2 From Ditchling Beacon car park cross the road carefully and take the South Downs Way opposite. You will pass one of two dew ponds on the route: this is a man-made feature, created for livestock to drink from, and has a clay lining to stop water draining into the porous chalk. The route climbs up two grassy rises and drops slightly to cross a narrow farm road. From here it becomes clay rather than chalk on the surface, and can be sticky after rain.
3 After the next left, a descending fork (which you avoid), look for a track on the right, marked with a blue arrow which leads to a group of trees at the end of the field. This is the site of Plumpton Plain, a Bronze Age settlement. Carry on along the South Downs Way.
4 Just beyond a gate is a National Trust sign for Black Cap. Walk up to the summit by forking left to the trig point. Enjoy the view which stretches to Seaford Head, a prominent, square-looking sea cliff, and to the Downs near Lewes. Return the same way, to Ditchling Beacon.

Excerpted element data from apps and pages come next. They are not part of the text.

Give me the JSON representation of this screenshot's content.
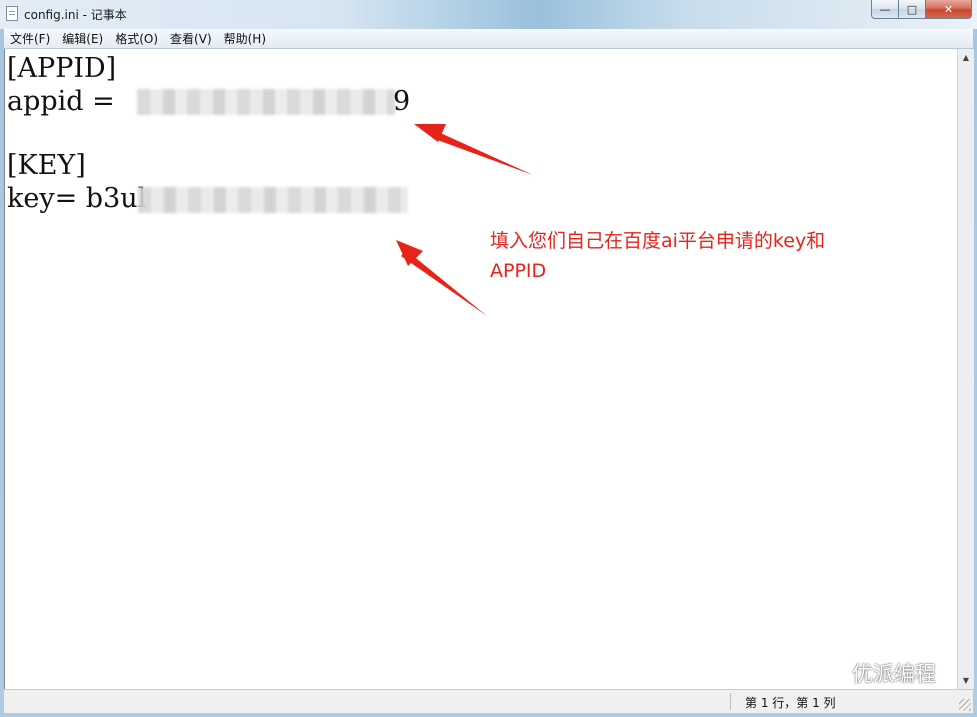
{
  "window": {
    "title": "config.ini - 记事本",
    "controls": {
      "minimize_glyph": "—",
      "maximize_glyph": "□",
      "close_glyph": "✕"
    }
  },
  "menu": {
    "items": [
      "文件(F)",
      "编辑(E)",
      "格式(O)",
      "查看(V)",
      "帮助(H)"
    ]
  },
  "editor": {
    "lines": [
      "[APPID]",
      "appid = ",
      "",
      "[KEY]",
      "key= b3ul"
    ],
    "visible_tail": {
      "appid_tail": "9"
    }
  },
  "status": {
    "position": "第 1 行，第 1 列"
  },
  "annotation": {
    "text_line1": "填入您们自己在百度ai平台申请的key和",
    "text_line2": "APPID",
    "color": "#e8231a"
  },
  "watermark": {
    "text": "优派编程",
    "icon": "wechat-icon"
  }
}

5 Unless you want to return along the South Downs Way, turn left at the very top of the main ascent after Ditchling Beacon (where Jack Windmill comes into view ahead). It's marked with a blue arrow and a sign for 'Chattri and the windmills' (just after another junction by a signpost on the right marked as the 'Keymer Post', while left is signposted to Brighton). Carry on down, with Brighton in view ahead, and at the second gate (with a waymarker symbol marked 'Chattri and the windmills' and with the number 13 on it), detour ahead to see the Chattri war memorial.
6 After the next gate, you'll see the memorial just down on your left. Leave your bike at the top and walk down. Return to the junction at the previous gate and turn left, following signs: the route bends right (number 44) on a fenced path slightly uphill, left (number 45), then downhill and turns right leaving the indicated route to 'Chattri and the windmills' (at number 46), which continues ahead. The track drops and rises, crossing the South Downs Way. passing through a farm to reach Jack and Jill windmills.
A hundred years ago the South Downs were dotted with windmills. These two are among the last to survive. Jill Windmill (www.jillwindmill.org.uk) is a wooden corn mill, restored to working order and open free of charge in the afternoon on most summer Sundays and bank holidays. Built in Brighton in 1821, it was originally called Lashmar's Mill. Neighbouring Jack Windmill is a brick tower mill, built in 1866 and now a private house, but you can see it from the car park. They both fell into disuse around 1906 and were probably first nicknamed Jack and Jill in the 1920s.
The white, Sicilian marble war memorial, inscribed in English and Hindi, is a strangely exotic feature in the Sussex countryside. Erected in 1921, it is dedicated to Indian servicemen who lost their lives in World War One. Some 4,000 were taken to a temporary hospital in Brighton's Royal Pavilion (which must have seemed a very strange place to find themselves in). The Hindus and Sikhs who did not survive were cremated here in funeral pyres sprinkled with symbolic, fruits, flowers and spices in accordance with their religious customs.
This is a challenging ride, but don't be too put off by the beginning. After that there are some lovely sections on the grassy Downs on either side of Ditchling Beacon. You can either ride from Jack and Jill to Ditchling Beacon and back, continue to Black Cap, or go along tracks to the Chattri Indian war memorial and back to Jack and Jill.